quarta-feira, 24 de agosto de 2011
Journalists Join the Education Field
Interested in learning how the federal government budgets or operates? How about mastering the art of investigative journalism or finding out if you own a “zombie computer”? Readers turn to journalists to learn something new, whether it’s to understand the latest government happenings or the newest technology trends. Now, journalists are taking their unofficial roles as educators to another level by offering classes and providing free content that will inform readers.
The Washington Post’s MasterClasses (PostMasterClass.com) are online, self-paced courses written by newsroom experts to enhance and share the in-depth knowledge of Post staff members.
“(The classes) extend the power of the newsroom and combine (the journalists’) expertise with the benefits of Web-based learning, and we took great care during development to not create a ‘talking heads’ lecture to computer audiences,” said Candy Lee, vice president of marketing for the Post and chief adviser and developer of the program. Instead, journalists share their knowledge with custom content, using interactive maps, videos, and simulations.
Across the pond, U.K. newspaper The Guardian launched its MasterClass program (Guardian.co.uk/guardian-masterclasses) in January with face-to-face courses in film, writing, food and drink, photography, and other subjects. Instructors include designers, published authors, and an Academy Award-nominated screenwriter.
Patrick Keogh, head of The Guardian’s program, said when choosing topics, the paper looked at different areas of journalism that would appeal to the cultural arts. “The Guardian brand is linked to education,” he said. “It only made sense to provide a public program that is close to what we represent as an organization.”

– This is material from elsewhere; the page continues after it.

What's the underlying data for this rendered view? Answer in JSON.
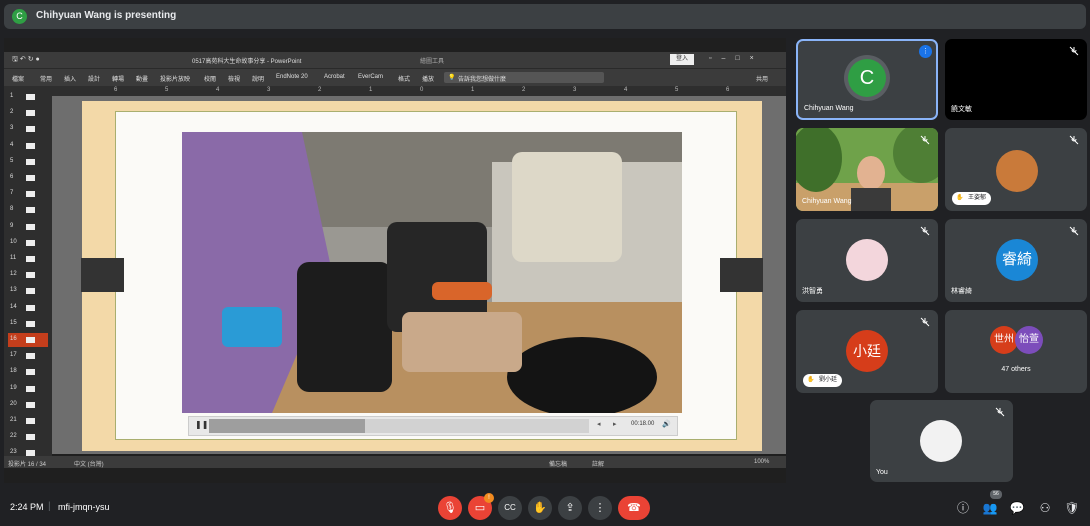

Australian website The Conversation (TheConversation.edu.au) is an independent nonprofit news service edited by professional journalists. The free content is provided by academics and researchers.
“As the traditional advertising-based media model has imploded, we have seen a growing void for credible content,” said Jack Rejtman, Conversation co-founder and general manager. “Readers increasingly are asking themselves, ‘Where can I go for trusted information?’ Our decision to turn to universities, in some ways, was obvious.”
Readers are also invited to pitch articles by suggesting ideas they would like to see covered, volunteering to write an article if he or she is qualified, or nominating someone else.
Fonte: Editor & Publisher